— Instructions to follow —
Could you restate the entries below word for word and leave out the pictures?

Data entries:
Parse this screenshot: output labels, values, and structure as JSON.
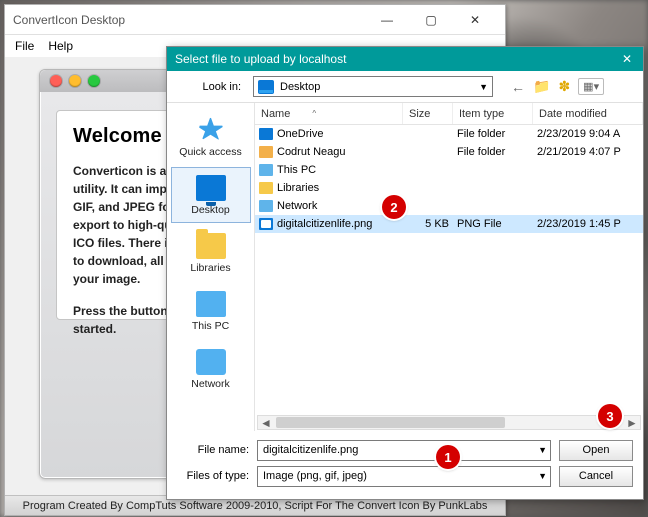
{
  "app": {
    "title": "ConvertIcon Desktop",
    "menus": [
      "File",
      "Help"
    ],
    "welcome": {
      "heading": "Welcome",
      "para1": "Converticon is a simple icon utility. It can import ICO, PNG, GIF, and JPEG formats and export to high-quality PNG or ICO files. There is no software to download, all you need is your image.",
      "para2": "Press the button below to get started."
    },
    "footer": "Program Created By CompTuts Software 2009-2010, Script For The Convert Icon By PunkLabs"
  },
  "dialog": {
    "title": "Select file to upload by localhost",
    "lookInLabel": "Look in:",
    "lookInValue": "Desktop",
    "places": [
      {
        "name": "Quick access",
        "icon": "star"
      },
      {
        "name": "Desktop",
        "icon": "monitor"
      },
      {
        "name": "Libraries",
        "icon": "folder"
      },
      {
        "name": "This PC",
        "icon": "pc"
      },
      {
        "name": "Network",
        "icon": "net"
      }
    ],
    "columns": {
      "name": "Name",
      "size": "Size",
      "type": "Item type",
      "date": "Date modified"
    },
    "files": [
      {
        "icon": "onedrive",
        "name": "OneDrive",
        "size": "",
        "type": "File folder",
        "date": "2/23/2019 9:04 A"
      },
      {
        "icon": "user",
        "name": "Codrut Neagu",
        "size": "",
        "type": "File folder",
        "date": "2/21/2019 4:07 P"
      },
      {
        "icon": "pc",
        "name": "This PC",
        "size": "",
        "type": "",
        "date": ""
      },
      {
        "icon": "lib",
        "name": "Libraries",
        "size": "",
        "type": "",
        "date": ""
      },
      {
        "icon": "net",
        "name": "Network",
        "size": "",
        "type": "",
        "date": ""
      },
      {
        "icon": "png",
        "name": "digitalcitizenlife.png",
        "size": "5 KB",
        "type": "PNG File",
        "date": "2/23/2019 1:45 P",
        "selected": true
      }
    ],
    "fileNameLabel": "File name:",
    "fileNameValue": "digitalcitizenlife.png",
    "fileTypeLabel": "Files of type:",
    "fileTypeValue": "Image (png, gif, jpeg)",
    "openLabel": "Open",
    "cancelLabel": "Cancel"
  },
  "markers": {
    "m1": "1",
    "m2": "2",
    "m3": "3"
  }
}
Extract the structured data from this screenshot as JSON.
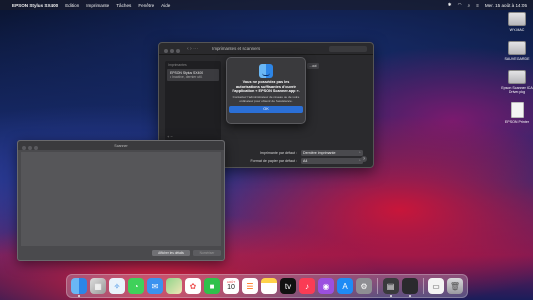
{
  "menubar": {
    "app_name": "EPSON Stylus SX400",
    "menus": [
      "Edition",
      "Imprimante",
      "Tâches",
      "Fenêtre",
      "Aide"
    ],
    "datetime": "Mer. 15 août à 14:05"
  },
  "desktop_icons": [
    {
      "label": "WY-MAC",
      "kind": "drive"
    },
    {
      "label": "SAUVEGARDE",
      "kind": "drive"
    },
    {
      "label": "Epson Scanner ICA Driver.pkg",
      "kind": "drive"
    },
    {
      "label": "EPSON Printer",
      "kind": "file"
    }
  ],
  "prefs_window": {
    "title": "Imprimantes et scanners",
    "list_header": "Imprimantes",
    "printer_name": "EPSON Stylus SX400",
    "printer_status": "• Inactive, dernier util.",
    "options_label": "...aut",
    "default_printer_label": "Imprimante par défaut :",
    "default_printer_value": "Dernière imprimante",
    "paper_size_label": "Format de papier par défaut :",
    "paper_size_value": "A4",
    "add_remove": "+ −",
    "help": "?"
  },
  "alert": {
    "message": "Vous ne possédez pas les autorisations suffisantes d'ouvrir l'application « EPSON Scanner.app ».",
    "info": "Contactez l'administrateur de réseau ou de votre ordinateur pour obtenir de l'assistance.",
    "ok_label": "OK"
  },
  "scanner_window": {
    "title": "Scanner",
    "details_label": "Afficher les détails",
    "scan_label": "Numériser"
  },
  "dock": {
    "items": [
      "Finder",
      "Launchpad",
      "Safari",
      "Messages",
      "Mail",
      "Plans",
      "Photos",
      "FaceTime",
      "Calendrier",
      "Rappels",
      "Notes",
      "TV",
      "Musique",
      "Podcasts",
      "App Store",
      "Préférences Système",
      "Imprimante",
      "Aperçu",
      "Corbeille"
    ],
    "calendar_month": "AOÛT",
    "calendar_day": "10"
  },
  "colors": {
    "accent": "#2b6fd6",
    "window_dark": "#2a2a2d"
  }
}
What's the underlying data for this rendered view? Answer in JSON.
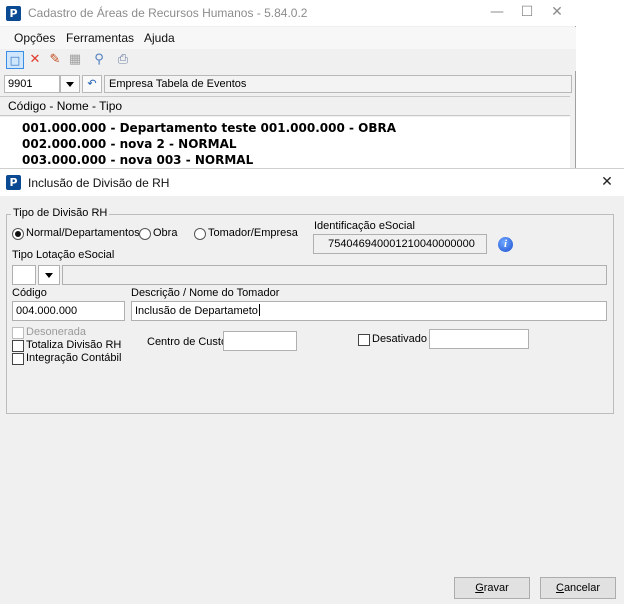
{
  "back_window": {
    "title": "Cadastro de Áreas de Recursos Humanos - 5.84.0.2",
    "window_buttons": {
      "minimize": "—",
      "maximize": "☐",
      "close": "✕"
    },
    "menu": [
      "Opções",
      "Ferramentas",
      "Ajuda"
    ],
    "toolbar_icons": [
      "new-icon",
      "delete-icon",
      "edit-icon",
      "calculator-icon",
      "search-icon",
      "print-icon"
    ],
    "company": {
      "code": "9901",
      "name": "Empresa Tabela de Eventos"
    },
    "list_header": "Código - Nome - Tipo",
    "list_items": [
      "001.000.000 - Departamento teste 001.000.000 - OBRA",
      "002.000.000 - nova 2 - NORMAL",
      "003.000.000 - nova 003 - NORMAL"
    ]
  },
  "dialog": {
    "title": "Inclusão de Divisão de RH",
    "close_glyph": "✕",
    "group_label": "Tipo de Divisão RH",
    "radio_options": [
      {
        "label": "Normal/Departamentos",
        "checked": true
      },
      {
        "label": "Obra",
        "checked": false
      },
      {
        "label": "Tomador/Empresa",
        "checked": false
      }
    ],
    "esocial_id": {
      "label": "Identificação eSocial",
      "value": "754046940001210040000000"
    },
    "tipo_lotacao": {
      "label": "Tipo Lotação eSocial",
      "value": "",
      "description": ""
    },
    "codigo": {
      "label": "Código",
      "value": "004.000.000"
    },
    "descricao": {
      "label": "Descrição / Nome do Tomador",
      "value": "Inclusão de Departameto"
    },
    "desonerada": {
      "label": "Desonerada",
      "checked": false,
      "disabled": true
    },
    "totaliza": {
      "label": "Totaliza Divisão RH",
      "checked": false
    },
    "integracao": {
      "label": "Integração Contábil",
      "checked": false
    },
    "centro_custo": {
      "label": "Centro de Custo",
      "value": ""
    },
    "desativado": {
      "label": "Desativado",
      "checked": false,
      "value": ""
    },
    "buttons": {
      "save": {
        "accel": "G",
        "rest": "ravar"
      },
      "cancel": {
        "accel": "C",
        "rest": "ancelar"
      }
    }
  }
}
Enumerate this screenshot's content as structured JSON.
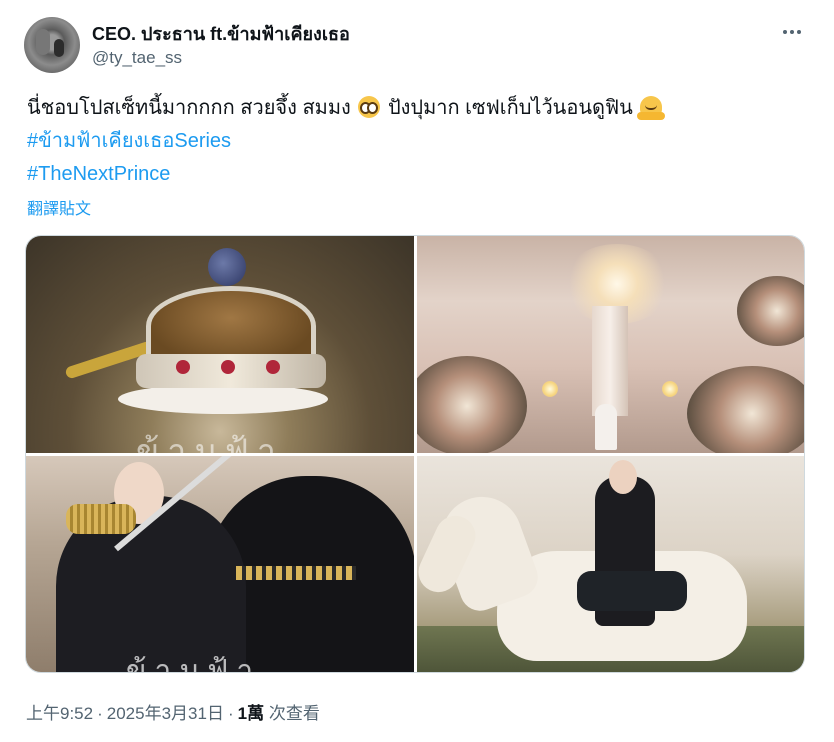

— Finished task —
Parse this screenshot: output labels, values, and structure as JSON.
{
  "app": {
    "title": "ConvertIcon Desktop",
    "menus": [
      "File",
      "Help"
    ],
    "welcome": {
      "heading": "Welcome",
      "para1": "Converticon is a simple icon utility. It can import ICO, PNG, GIF, and JPEG formats and export to high-quality PNG or ICO files. There is no software to download, all you need is your image.",
      "para2": "Press the button below to get started."
    },
    "footer": "Program Created By CompTuts Software 2009-2010, Script For The Convert Icon By PunkLabs"
  },
  "dialog": {
    "title": "Select file to upload by localhost",
    "lookInLabel": "Look in:",
    "lookInValue": "Desktop",
    "places": [
      {
        "name": "Quick access",
        "icon": "star"
      },
      {
        "name": "Desktop",
        "icon": "monitor"
      },
      {
        "name": "Libraries",
        "icon": "folder"
      },
      {
        "name": "This PC",
        "icon": "pc"
      },
      {
        "name": "Network",
        "icon": "net"
      }
    ],
    "columns": {
      "name": "Name",
      "size": "Size",
      "type": "Item type",
      "date": "Date modified"
    },
    "files": [
      {
        "icon": "onedrive",
        "name": "OneDrive",
        "size": "",
        "type": "File folder",
        "date": "2/23/2019 9:04 A"
      },
      {
        "icon": "user",
        "name": "Codrut Neagu",
        "size": "",
        "type": "File folder",
        "date": "2/21/2019 4:07 P"
      },
      {
        "icon": "pc",
        "name": "This PC",
        "size": "",
        "type": "",
        "date": ""
      },
      {
        "icon": "lib",
        "name": "Libraries",
        "size": "",
        "type": "",
        "date": ""
      },
      {
        "icon": "net",
        "name": "Network",
        "size": "",
        "type": "",
        "date": ""
      },
      {
        "icon": "png",
        "name": "digitalcitizenlife.png",
        "size": "5 KB",
        "type": "PNG File",
        "date": "2/23/2019 1:45 P",
        "selected": true
      }
    ],
    "fileNameLabel": "File name:",
    "fileNameValue": "digitalcitizenlife.png",
    "fileTypeLabel": "Files of type:",
    "fileTypeValue": "Image (png, gif, jpeg)",
    "openLabel": "Open",
    "cancelLabel": "Cancel"
  },
  "markers": {
    "m1": "1",
    "m2": "2",
    "m3": "3"
  }
}
Extract the structured data from this screenshot as JSON.
{
  "menubar": {
    "app_name": "EPSON Stylus SX400",
    "menus": [
      "Edition",
      "Imprimante",
      "Tâches",
      "Fenêtre",
      "Aide"
    ],
    "datetime": "Mer. 15 août à 14:05"
  },
  "desktop_icons": [
    {
      "label": "WY-MAC",
      "kind": "drive"
    },
    {
      "label": "SAUVEGARDE",
      "kind": "drive"
    },
    {
      "label": "Epson Scanner ICA Driver.pkg",
      "kind": "drive"
    },
    {
      "label": "EPSON Printer",
      "kind": "file"
    }
  ],
  "prefs_window": {
    "title": "Imprimantes et scanners",
    "list_header": "Imprimantes",
    "printer_name": "EPSON Stylus SX400",
    "printer_status": "• Inactive, dernier util.",
    "options_label": "...aut",
    "default_printer_label": "Imprimante par défaut :",
    "default_printer_value": "Dernière imprimante",
    "paper_size_label": "Format de papier par défaut :",
    "paper_size_value": "A4",
    "add_remove": "+ −",
    "help": "?"
  },
  "alert": {
    "message": "Vous ne possédez pas les autorisations suffisantes d'ouvrir l'application « EPSON Scanner.app ».",
    "info": "Contactez l'administrateur de réseau ou de votre ordinateur pour obtenir de l'assistance.",
    "ok_label": "OK"
  },
  "scanner_window": {
    "title": "Scanner",
    "details_label": "Afficher les détails",
    "scan_label": "Numériser"
  },
  "dock": {
    "items": [
      "Finder",
      "Launchpad",
      "Safari",
      "Messages",
      "Mail",
      "Plans",
      "Photos",
      "FaceTime",
      "Calendrier",
      "Rappels",
      "Notes",
      "TV",
      "Musique",
      "Podcasts",
      "App Store",
      "Préférences Système",
      "Imprimante",
      "Aperçu",
      "Corbeille"
    ],
    "calendar_month": "AOÛT",
    "calendar_day": "10"
  },
  "colors": {
    "accent": "#2b6fd6",
    "window_dark": "#2a2a2d"
  }
}
What's the underlying data for this rendered view? Answer in JSON.
{
  "back_window": {
    "title": "Cadastro de Áreas de Recursos Humanos - 5.84.0.2",
    "window_buttons": {
      "minimize": "—",
      "maximize": "☐",
      "close": "✕"
    },
    "menu": [
      "Opções",
      "Ferramentas",
      "Ajuda"
    ],
    "toolbar_icons": [
      "new-icon",
      "delete-icon",
      "edit-icon",
      "calculator-icon",
      "search-icon",
      "print-icon"
    ],
    "company": {
      "code": "9901",
      "name": "Empresa Tabela de Eventos"
    },
    "list_header": "Código - Nome - Tipo",
    "list_items": [
      "001.000.000 - Departamento teste 001.000.000 - OBRA",
      "002.000.000 - nova 2 - NORMAL",
      "003.000.000 - nova 003 - NORMAL"
    ]
  },
  "dialog": {
    "title": "Inclusão de Divisão de RH",
    "close_glyph": "✕",
    "group_label": "Tipo de Divisão RH",
    "radio_options": [
      {
        "label": "Normal/Departamentos",
        "checked": true
      },
      {
        "label": "Obra",
        "checked": false
      },
      {
        "label": "Tomador/Empresa",
        "checked": false
      }
    ],
    "esocial_id": {
      "label": "Identificação eSocial",
      "value": "754046940001210040000000"
    },
    "tipo_lotacao": {
      "label": "Tipo Lotação eSocial",
      "value": "",
      "description": ""
    },
    "codigo": {
      "label": "Código",
      "value": "004.000.000"
    },
    "descricao": {
      "label": "Descrição / Nome do Tomador",
      "value": "Inclusão de Departameto"
    },
    "desonerada": {
      "label": "Desonerada",
      "checked": false,
      "disabled": true
    },
    "totaliza": {
      "label": "Totaliza Divisão RH",
      "checked": false
    },
    "integracao": {
      "label": "Integração Contábil",
      "checked": false
    },
    "centro_custo": {
      "label": "Centro de Custo",
      "value": ""
    },
    "desativado": {
      "label": "Desativado",
      "checked": false,
      "value": ""
    },
    "buttons": {
      "save": {
        "accel": "G",
        "rest": "ravar"
      },
      "cancel": {
        "accel": "C",
        "rest": "ancelar"
      }
    }
  }
}
Enumerate this screenshot's content as structured JSON.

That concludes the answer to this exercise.